'''
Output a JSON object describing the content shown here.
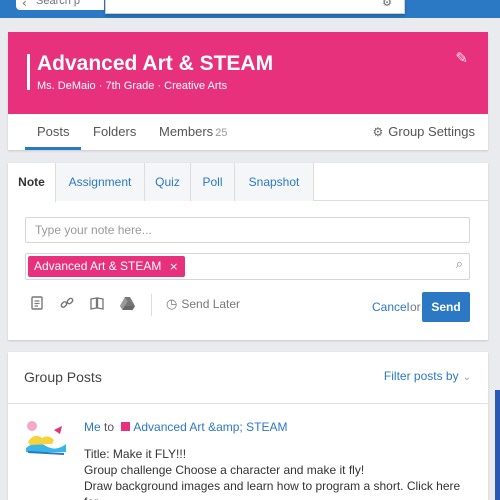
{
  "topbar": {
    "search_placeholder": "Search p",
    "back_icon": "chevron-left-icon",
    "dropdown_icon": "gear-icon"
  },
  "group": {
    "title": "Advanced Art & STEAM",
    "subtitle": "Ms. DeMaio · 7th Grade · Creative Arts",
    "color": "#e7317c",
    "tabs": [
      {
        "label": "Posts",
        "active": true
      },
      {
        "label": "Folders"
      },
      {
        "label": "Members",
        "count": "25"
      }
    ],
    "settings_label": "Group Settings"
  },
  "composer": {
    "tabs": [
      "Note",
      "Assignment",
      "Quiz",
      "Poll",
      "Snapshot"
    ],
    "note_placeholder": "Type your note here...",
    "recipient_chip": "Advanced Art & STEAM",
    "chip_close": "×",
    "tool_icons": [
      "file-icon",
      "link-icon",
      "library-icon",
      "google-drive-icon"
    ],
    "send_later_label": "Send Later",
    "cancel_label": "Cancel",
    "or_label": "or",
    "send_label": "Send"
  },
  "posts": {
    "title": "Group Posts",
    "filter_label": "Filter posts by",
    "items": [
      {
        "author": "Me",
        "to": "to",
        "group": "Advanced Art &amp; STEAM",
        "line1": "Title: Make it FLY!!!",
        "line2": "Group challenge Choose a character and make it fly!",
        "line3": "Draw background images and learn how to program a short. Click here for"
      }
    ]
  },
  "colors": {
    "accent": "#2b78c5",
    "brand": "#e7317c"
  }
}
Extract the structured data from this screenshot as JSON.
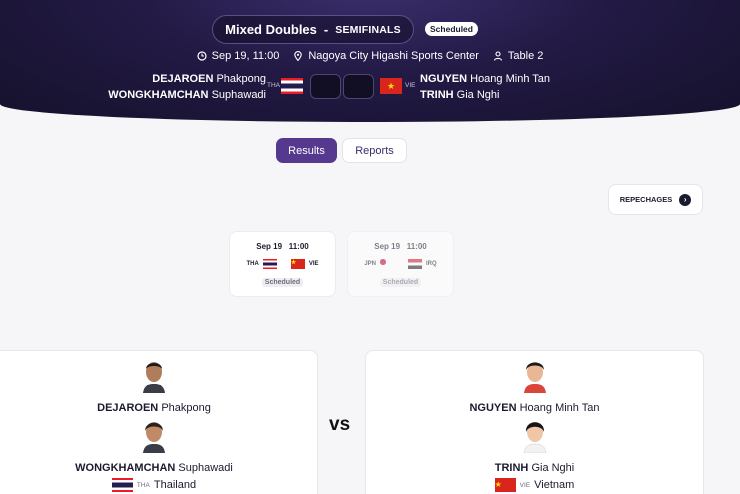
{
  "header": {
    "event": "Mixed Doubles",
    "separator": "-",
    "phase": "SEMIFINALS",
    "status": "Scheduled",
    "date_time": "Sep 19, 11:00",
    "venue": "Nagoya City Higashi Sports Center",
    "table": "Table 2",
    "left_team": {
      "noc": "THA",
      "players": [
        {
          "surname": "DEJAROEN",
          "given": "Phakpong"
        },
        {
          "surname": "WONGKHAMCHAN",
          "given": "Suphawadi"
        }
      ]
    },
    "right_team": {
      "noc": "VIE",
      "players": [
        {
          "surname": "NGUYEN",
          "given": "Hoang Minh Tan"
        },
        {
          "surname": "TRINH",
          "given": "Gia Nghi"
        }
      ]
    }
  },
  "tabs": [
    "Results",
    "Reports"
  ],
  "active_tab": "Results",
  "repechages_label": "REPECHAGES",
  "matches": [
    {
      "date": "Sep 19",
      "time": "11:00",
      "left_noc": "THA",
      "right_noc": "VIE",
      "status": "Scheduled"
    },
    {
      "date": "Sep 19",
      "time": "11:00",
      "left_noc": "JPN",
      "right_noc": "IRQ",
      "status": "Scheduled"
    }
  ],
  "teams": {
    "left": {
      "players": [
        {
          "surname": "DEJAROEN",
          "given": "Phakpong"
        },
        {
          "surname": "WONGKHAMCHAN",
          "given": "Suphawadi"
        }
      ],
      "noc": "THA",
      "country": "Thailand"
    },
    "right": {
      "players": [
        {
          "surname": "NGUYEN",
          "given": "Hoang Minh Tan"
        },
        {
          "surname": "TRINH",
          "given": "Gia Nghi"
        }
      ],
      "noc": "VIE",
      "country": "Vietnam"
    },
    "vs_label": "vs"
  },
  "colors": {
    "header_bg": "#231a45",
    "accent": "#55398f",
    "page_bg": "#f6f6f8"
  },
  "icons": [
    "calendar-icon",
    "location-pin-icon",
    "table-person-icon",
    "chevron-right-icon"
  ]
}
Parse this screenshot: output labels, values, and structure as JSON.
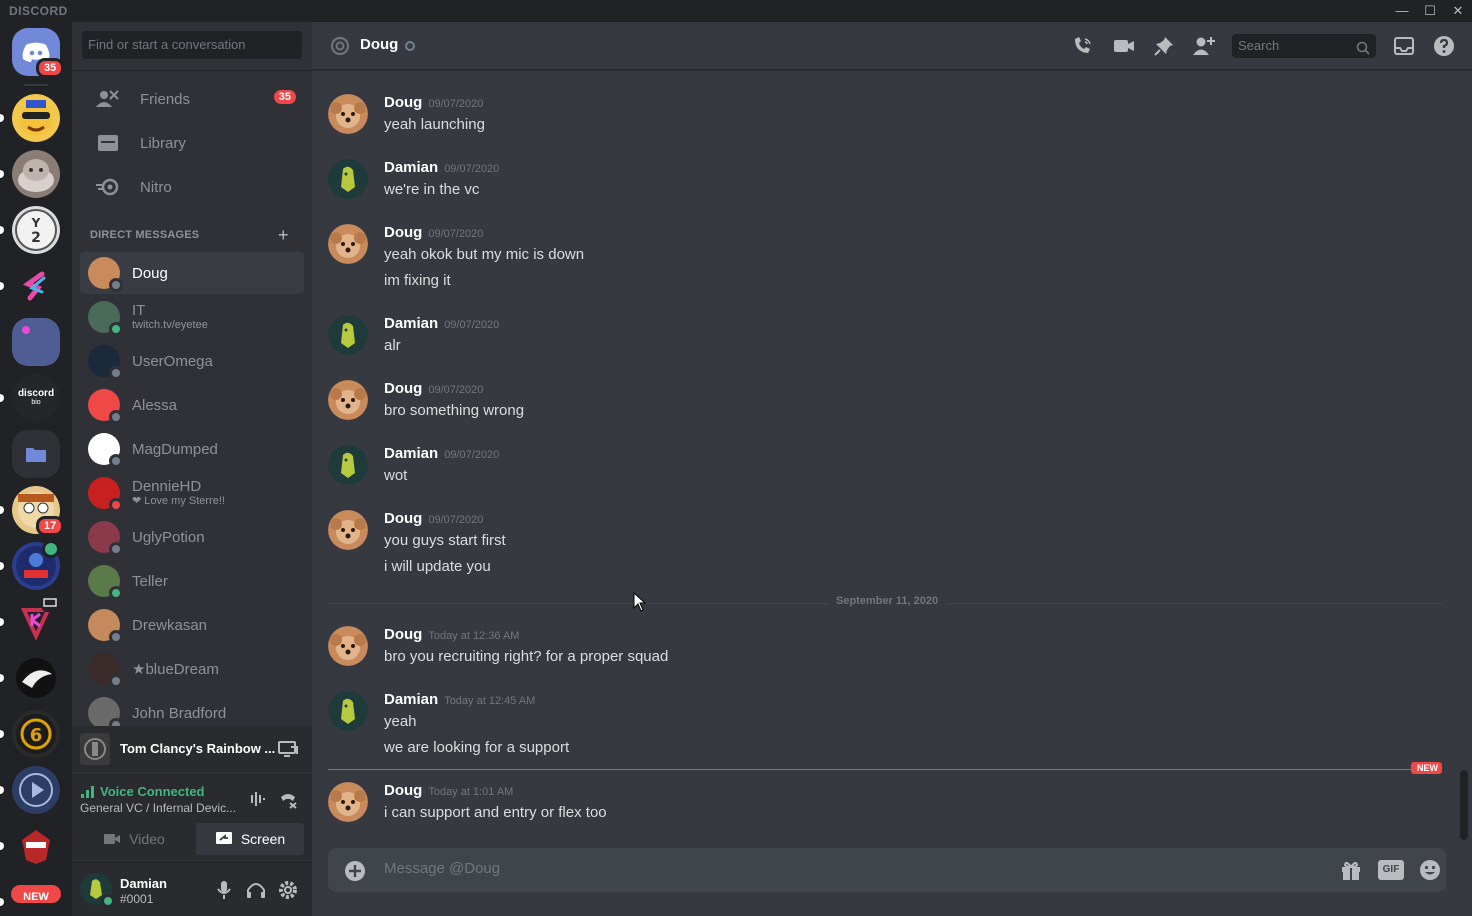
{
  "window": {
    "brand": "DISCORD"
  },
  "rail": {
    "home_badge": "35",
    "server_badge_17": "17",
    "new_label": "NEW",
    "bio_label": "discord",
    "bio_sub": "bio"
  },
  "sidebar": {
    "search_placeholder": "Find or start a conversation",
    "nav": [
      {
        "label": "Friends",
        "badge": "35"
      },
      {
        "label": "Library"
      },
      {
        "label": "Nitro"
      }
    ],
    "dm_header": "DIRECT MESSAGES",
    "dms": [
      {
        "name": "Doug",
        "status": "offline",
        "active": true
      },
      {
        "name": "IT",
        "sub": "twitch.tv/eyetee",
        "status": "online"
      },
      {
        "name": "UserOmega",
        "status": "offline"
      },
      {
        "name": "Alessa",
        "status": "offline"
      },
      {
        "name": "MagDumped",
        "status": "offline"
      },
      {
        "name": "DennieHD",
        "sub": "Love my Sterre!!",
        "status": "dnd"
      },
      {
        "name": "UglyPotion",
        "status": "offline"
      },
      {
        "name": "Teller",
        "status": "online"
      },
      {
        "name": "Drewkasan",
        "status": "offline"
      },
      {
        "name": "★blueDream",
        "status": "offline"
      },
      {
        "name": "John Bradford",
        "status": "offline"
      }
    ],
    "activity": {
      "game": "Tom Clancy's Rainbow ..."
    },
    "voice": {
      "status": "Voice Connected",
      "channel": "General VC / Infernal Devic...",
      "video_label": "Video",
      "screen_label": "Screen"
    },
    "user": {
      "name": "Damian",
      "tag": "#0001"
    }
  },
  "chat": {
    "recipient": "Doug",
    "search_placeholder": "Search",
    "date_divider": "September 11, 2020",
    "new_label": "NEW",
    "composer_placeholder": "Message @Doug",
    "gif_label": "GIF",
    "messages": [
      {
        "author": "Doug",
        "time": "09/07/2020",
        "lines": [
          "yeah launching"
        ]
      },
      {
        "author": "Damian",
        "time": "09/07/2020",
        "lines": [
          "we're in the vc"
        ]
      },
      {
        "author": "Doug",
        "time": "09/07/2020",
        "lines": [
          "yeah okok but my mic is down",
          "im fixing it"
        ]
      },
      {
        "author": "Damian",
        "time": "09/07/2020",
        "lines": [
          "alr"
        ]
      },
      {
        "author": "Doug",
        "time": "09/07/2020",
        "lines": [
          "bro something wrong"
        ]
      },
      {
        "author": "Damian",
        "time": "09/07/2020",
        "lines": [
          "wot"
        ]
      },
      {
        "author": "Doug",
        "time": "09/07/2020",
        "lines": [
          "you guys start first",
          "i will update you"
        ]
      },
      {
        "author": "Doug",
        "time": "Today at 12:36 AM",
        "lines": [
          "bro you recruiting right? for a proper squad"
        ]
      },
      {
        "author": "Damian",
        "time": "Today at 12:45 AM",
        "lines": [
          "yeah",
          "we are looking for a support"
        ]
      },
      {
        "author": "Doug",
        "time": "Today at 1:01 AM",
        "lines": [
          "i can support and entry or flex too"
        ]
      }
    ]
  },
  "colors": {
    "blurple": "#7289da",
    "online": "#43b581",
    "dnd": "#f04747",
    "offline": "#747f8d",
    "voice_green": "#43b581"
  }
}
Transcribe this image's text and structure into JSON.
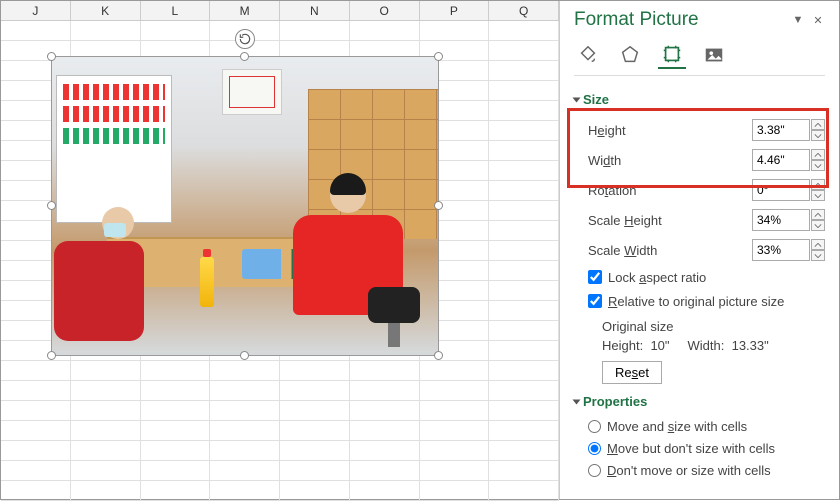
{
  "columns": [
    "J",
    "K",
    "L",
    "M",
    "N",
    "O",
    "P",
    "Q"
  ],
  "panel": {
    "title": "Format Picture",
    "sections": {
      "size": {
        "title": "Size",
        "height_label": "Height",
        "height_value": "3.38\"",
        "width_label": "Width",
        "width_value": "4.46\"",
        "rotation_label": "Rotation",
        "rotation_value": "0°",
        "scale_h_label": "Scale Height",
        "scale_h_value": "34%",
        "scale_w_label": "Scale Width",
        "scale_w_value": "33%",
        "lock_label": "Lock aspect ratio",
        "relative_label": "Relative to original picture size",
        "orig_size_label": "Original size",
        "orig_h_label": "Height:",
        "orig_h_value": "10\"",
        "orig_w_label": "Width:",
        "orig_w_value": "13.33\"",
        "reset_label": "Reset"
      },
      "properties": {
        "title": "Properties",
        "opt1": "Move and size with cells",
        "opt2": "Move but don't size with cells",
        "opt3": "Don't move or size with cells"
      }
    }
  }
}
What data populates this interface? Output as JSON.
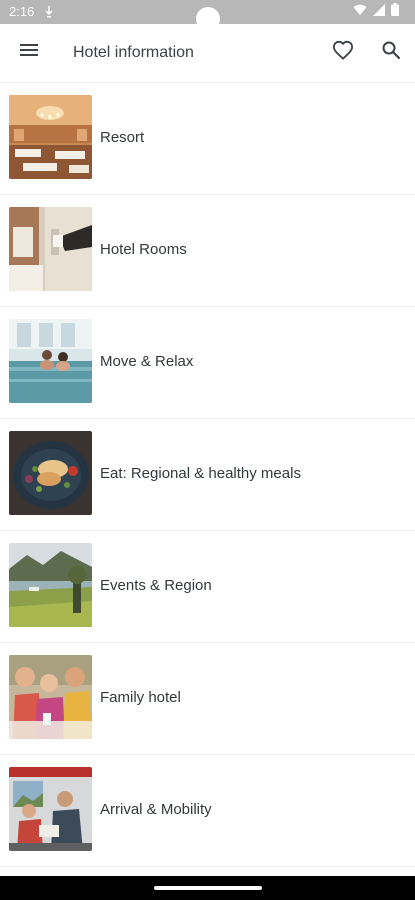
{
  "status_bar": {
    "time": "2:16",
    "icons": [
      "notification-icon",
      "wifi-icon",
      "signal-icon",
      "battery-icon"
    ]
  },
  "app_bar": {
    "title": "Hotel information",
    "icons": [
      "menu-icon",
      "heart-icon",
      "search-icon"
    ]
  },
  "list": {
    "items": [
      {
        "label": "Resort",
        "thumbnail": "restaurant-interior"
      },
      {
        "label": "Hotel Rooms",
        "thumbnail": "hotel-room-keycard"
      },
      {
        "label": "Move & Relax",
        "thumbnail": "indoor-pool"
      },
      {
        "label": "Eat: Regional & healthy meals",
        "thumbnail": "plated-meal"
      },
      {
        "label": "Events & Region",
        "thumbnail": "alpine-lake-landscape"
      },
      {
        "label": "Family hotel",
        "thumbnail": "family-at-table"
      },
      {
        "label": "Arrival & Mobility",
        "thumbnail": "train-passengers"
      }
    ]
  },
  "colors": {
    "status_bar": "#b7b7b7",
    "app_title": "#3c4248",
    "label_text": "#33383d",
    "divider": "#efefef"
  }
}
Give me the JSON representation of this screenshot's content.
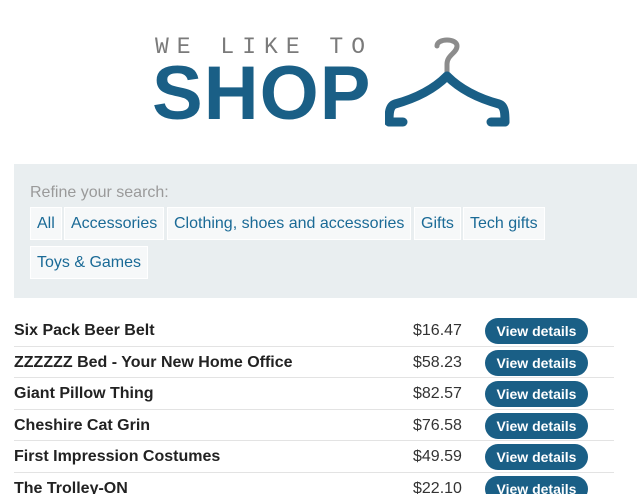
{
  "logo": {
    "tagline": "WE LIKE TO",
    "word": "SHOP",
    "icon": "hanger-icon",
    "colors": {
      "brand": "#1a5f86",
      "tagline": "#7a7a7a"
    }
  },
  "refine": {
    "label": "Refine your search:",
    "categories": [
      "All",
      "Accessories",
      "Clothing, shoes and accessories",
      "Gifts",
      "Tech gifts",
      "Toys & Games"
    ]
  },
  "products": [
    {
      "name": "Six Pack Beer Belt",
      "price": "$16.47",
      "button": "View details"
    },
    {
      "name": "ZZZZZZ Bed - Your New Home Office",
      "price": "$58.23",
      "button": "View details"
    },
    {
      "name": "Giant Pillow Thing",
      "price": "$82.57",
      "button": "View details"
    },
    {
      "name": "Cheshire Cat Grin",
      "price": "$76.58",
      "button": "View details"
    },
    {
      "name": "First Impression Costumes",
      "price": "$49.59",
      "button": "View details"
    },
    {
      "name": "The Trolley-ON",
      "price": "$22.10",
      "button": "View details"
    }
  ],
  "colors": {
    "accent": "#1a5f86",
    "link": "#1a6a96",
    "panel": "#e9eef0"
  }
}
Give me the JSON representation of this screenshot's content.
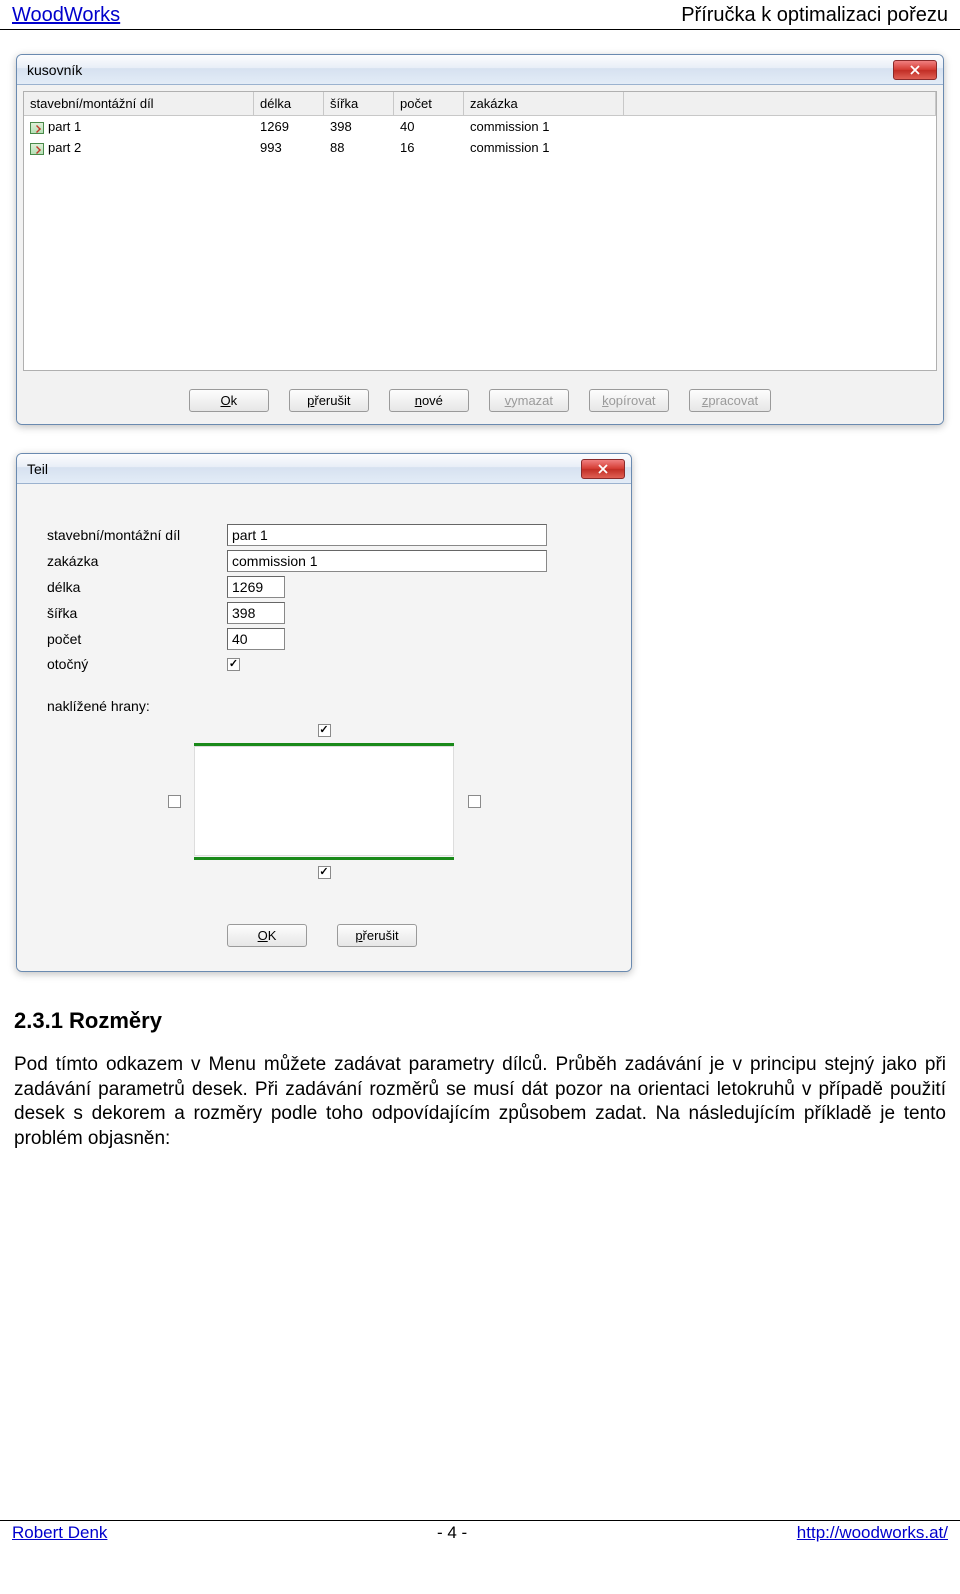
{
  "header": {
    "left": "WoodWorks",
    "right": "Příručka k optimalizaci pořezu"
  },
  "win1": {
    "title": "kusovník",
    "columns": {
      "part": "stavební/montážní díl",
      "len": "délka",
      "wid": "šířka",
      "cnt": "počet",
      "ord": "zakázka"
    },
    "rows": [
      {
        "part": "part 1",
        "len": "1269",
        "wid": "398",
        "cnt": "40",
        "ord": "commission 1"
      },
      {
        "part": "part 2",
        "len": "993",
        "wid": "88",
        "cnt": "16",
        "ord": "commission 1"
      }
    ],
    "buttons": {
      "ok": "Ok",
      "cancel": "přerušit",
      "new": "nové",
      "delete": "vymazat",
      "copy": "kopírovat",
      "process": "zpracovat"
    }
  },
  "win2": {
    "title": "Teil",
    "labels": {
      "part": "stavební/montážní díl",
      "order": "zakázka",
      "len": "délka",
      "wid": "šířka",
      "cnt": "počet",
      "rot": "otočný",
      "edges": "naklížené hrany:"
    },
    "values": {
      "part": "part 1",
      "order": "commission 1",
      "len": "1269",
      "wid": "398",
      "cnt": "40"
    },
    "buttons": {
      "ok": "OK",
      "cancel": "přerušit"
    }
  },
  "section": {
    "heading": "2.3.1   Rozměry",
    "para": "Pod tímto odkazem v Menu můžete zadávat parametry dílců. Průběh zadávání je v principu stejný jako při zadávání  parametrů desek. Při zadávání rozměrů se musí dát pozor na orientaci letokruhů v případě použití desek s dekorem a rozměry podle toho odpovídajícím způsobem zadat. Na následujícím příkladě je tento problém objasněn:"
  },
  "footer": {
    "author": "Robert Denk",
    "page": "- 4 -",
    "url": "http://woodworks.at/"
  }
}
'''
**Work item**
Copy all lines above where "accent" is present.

**The answer**
    "accent": "#2b78c5",
    "accent": "#55398f",
    "accent": "#1a5f86",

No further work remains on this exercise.